A bridge can be defined as a means of connection or transition. In terms of financing, a bridge loan is a short-term loan for a person or a business to either secure more permanent financing or pay off an obligation. Essentially, a bridge loan covers a gap when financing is needed but not available. They are not a long-term financing solution.

Bridge loans are granted for less than one year and carry a higher interest rate. The loan can be secured by real estate or inventory as collateral. They can be structured in different ways. Some require monthly payments of either interest-only or principal plus interest. In contrast, others may require a lump-sum payment at the end of the term. There may be closing costs, including origination fees and appraisal.

Both individuals and businesses utilize bridge loans. Here are two examples of how they can be used:


If a person buys a new house intending to sell their current home, a bridge loan can finance the new property. The old property is the collateral for the loan. Once it sells, the proceeds from the sale pay off the bridge loan, and a traditional mortgage then finances the new property.

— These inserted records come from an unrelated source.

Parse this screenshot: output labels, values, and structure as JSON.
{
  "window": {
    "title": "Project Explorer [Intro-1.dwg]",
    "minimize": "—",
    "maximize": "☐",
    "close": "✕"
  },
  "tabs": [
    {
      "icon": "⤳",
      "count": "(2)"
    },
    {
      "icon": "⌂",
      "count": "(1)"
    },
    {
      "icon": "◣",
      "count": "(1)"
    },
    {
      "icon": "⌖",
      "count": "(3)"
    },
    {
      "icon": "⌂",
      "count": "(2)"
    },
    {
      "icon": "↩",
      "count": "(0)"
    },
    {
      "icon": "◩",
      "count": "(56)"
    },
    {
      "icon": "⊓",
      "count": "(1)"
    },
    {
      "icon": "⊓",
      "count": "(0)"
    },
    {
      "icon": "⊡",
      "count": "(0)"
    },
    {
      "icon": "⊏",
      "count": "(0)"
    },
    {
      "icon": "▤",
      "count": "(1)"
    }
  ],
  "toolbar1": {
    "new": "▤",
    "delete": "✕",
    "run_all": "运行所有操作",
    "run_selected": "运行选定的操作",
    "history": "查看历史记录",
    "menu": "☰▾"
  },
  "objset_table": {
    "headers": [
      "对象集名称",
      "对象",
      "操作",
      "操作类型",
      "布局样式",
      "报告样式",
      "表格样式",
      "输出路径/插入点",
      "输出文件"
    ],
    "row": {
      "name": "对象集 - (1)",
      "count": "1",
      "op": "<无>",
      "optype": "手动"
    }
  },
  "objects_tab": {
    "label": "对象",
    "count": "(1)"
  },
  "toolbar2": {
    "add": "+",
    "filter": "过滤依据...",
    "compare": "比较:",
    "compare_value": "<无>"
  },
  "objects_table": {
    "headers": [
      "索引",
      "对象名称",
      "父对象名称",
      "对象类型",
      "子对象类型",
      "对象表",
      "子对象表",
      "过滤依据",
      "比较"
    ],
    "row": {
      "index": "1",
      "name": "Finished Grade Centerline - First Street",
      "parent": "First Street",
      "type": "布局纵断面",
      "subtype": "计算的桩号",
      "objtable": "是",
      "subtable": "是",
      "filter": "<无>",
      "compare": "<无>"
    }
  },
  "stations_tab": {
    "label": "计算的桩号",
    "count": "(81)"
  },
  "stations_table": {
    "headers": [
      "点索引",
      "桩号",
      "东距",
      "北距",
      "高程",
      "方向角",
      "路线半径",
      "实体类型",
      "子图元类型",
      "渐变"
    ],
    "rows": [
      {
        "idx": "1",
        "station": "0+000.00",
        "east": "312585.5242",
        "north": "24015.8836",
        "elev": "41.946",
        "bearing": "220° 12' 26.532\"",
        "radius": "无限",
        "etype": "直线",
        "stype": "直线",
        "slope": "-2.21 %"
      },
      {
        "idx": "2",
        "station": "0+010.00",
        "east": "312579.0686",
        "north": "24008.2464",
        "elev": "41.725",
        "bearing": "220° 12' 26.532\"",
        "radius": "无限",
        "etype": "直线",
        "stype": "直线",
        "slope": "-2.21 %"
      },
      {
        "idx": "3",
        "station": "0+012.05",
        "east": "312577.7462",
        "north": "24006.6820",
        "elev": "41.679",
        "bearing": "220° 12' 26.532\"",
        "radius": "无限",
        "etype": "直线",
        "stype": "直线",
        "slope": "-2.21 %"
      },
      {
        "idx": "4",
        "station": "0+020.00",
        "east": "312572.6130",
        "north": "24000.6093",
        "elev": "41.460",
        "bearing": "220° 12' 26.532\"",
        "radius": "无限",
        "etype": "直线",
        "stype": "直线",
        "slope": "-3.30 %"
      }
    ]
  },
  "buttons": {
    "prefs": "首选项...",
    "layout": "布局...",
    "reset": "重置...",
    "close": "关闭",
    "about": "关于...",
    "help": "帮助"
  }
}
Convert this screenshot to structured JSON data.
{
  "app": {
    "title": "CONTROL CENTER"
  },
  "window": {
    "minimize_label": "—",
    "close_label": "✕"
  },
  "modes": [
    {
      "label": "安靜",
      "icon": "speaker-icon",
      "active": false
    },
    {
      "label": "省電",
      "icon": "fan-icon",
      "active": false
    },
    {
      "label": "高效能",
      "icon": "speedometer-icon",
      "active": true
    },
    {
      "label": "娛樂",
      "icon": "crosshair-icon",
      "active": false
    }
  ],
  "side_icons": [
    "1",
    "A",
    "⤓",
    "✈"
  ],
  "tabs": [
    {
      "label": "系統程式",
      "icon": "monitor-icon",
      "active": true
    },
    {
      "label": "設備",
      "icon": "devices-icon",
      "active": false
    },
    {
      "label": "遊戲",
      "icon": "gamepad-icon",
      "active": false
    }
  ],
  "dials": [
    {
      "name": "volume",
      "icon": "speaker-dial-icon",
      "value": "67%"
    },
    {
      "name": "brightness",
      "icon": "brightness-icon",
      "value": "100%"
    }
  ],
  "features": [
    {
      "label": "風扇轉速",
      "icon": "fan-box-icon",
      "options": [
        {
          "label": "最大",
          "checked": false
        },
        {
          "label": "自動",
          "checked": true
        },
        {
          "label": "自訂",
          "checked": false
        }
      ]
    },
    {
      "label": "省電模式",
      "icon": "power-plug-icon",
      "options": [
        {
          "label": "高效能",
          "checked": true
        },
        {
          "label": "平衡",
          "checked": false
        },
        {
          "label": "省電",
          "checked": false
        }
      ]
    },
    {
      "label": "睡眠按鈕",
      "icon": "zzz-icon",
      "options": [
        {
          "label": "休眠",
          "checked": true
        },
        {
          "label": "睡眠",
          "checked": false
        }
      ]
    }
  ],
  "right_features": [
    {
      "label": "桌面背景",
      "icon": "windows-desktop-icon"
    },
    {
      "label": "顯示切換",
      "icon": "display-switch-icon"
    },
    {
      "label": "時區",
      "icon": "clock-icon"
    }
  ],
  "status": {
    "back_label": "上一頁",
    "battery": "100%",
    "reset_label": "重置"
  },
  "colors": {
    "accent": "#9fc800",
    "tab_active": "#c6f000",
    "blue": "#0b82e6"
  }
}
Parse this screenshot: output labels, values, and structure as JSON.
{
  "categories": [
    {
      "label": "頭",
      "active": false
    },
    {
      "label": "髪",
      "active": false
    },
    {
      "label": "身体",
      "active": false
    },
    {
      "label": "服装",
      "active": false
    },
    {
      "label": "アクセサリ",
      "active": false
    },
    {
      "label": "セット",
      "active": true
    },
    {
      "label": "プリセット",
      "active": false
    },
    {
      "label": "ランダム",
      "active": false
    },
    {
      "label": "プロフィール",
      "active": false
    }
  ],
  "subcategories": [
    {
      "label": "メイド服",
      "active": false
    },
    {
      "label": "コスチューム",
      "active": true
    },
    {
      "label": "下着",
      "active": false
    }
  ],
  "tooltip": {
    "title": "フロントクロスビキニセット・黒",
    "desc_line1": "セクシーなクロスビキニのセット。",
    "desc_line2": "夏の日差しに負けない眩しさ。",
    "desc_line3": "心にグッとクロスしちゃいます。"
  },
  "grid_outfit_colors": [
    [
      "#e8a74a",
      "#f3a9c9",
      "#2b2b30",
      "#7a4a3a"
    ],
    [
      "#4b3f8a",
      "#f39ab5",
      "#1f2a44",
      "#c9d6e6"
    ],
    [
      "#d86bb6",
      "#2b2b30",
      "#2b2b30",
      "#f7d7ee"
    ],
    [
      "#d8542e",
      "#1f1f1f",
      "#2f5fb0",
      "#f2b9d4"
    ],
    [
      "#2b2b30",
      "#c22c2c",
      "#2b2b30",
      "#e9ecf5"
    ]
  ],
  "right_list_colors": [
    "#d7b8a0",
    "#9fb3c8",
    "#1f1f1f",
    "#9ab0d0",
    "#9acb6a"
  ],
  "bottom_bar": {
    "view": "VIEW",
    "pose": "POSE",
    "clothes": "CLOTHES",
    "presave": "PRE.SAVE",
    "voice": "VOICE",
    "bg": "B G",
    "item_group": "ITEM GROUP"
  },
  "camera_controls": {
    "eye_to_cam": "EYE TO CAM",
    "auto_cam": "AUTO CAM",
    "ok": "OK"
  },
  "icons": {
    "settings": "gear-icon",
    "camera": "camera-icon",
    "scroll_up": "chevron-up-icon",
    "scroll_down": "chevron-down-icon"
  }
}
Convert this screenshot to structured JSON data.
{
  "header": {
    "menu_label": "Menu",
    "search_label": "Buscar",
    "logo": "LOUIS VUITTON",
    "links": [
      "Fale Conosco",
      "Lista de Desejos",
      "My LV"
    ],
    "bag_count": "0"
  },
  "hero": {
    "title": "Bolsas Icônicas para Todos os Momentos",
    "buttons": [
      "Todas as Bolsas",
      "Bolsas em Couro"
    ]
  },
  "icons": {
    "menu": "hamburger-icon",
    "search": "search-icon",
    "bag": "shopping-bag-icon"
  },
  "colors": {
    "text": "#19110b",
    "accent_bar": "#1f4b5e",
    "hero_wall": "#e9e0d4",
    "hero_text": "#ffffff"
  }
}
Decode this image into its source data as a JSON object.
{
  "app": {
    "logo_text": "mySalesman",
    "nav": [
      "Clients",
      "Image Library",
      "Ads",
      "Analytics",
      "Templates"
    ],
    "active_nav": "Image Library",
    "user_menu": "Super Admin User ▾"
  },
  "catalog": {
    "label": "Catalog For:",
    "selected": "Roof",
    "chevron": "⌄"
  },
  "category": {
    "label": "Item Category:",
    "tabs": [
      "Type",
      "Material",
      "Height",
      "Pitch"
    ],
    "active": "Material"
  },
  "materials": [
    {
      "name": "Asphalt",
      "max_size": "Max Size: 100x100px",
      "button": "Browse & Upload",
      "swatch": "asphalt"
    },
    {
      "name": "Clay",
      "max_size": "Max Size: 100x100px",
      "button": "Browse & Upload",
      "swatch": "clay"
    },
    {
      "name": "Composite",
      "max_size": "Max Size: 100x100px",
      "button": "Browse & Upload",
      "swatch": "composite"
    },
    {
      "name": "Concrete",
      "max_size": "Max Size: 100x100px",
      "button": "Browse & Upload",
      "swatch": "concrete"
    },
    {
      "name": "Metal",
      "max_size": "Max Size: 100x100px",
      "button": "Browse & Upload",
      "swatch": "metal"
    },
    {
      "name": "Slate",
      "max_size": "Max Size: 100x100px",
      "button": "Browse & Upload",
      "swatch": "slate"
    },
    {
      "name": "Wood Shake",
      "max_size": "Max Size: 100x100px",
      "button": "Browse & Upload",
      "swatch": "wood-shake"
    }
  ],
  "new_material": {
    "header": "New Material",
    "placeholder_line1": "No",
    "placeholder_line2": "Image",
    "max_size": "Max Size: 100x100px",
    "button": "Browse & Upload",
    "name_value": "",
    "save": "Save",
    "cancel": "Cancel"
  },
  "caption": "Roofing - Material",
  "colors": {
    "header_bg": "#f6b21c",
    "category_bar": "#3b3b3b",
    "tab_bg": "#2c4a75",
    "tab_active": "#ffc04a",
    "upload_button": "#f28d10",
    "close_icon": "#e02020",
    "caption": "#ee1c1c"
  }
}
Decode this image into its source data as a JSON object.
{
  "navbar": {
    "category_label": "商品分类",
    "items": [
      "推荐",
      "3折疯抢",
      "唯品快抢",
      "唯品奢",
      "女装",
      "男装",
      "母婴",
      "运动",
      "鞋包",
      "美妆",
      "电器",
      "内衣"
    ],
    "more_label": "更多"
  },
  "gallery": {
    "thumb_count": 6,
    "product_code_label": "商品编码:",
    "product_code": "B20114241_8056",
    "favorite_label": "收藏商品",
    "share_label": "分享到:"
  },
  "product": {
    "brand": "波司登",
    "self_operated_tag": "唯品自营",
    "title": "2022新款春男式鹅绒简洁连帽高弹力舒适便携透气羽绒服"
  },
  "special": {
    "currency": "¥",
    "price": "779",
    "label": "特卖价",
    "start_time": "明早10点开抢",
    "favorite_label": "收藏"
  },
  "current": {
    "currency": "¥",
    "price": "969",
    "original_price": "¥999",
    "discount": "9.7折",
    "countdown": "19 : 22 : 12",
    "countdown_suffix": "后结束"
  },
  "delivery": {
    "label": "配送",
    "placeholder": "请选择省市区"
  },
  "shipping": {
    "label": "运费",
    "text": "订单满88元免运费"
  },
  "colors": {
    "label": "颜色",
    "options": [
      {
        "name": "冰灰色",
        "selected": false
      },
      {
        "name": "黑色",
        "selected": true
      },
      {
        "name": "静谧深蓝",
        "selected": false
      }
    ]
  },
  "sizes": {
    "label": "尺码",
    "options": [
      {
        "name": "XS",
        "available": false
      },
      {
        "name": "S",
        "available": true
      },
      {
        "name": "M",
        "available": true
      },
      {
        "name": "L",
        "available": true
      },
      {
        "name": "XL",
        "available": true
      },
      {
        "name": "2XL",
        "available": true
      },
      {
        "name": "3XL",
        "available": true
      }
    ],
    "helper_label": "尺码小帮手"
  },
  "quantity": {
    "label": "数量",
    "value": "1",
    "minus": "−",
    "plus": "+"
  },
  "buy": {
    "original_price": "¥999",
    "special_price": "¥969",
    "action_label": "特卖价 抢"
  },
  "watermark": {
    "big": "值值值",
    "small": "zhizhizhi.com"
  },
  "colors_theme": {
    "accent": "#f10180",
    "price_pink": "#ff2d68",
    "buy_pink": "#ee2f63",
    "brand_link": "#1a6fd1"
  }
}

The advantage of using a bridge loan in this scenario is that the buyer will not have to make a contingency offer to the seller of the new house. It makes it a more appealing deal if there are multiple offers on the table. It is also more convenient for the buyer since they do not have to sell their current home, find temporary housing, and move again into the new house.


A business may be doing a round of equity financing, or selling shares, to finance operations. The money from selling those shares may not be realized for several months. The business owner can use a bridge loan to cover operating costs such as payroll, utilities, inventory costs, and other expenses until the round of equity financing closes.

Bridge loans can be faster to access but trickier to qualify for, so they are not a solution for everyone. Typically, the borrower should have decent equity to qualify. Alternatives to a bridge loan are home equity lines of credit, personal loans, and second mortgages. Work with a trusted lender to discuss market conditions and pencil out numbers. You will have peace of mind with a plan to meet the repayment obligation.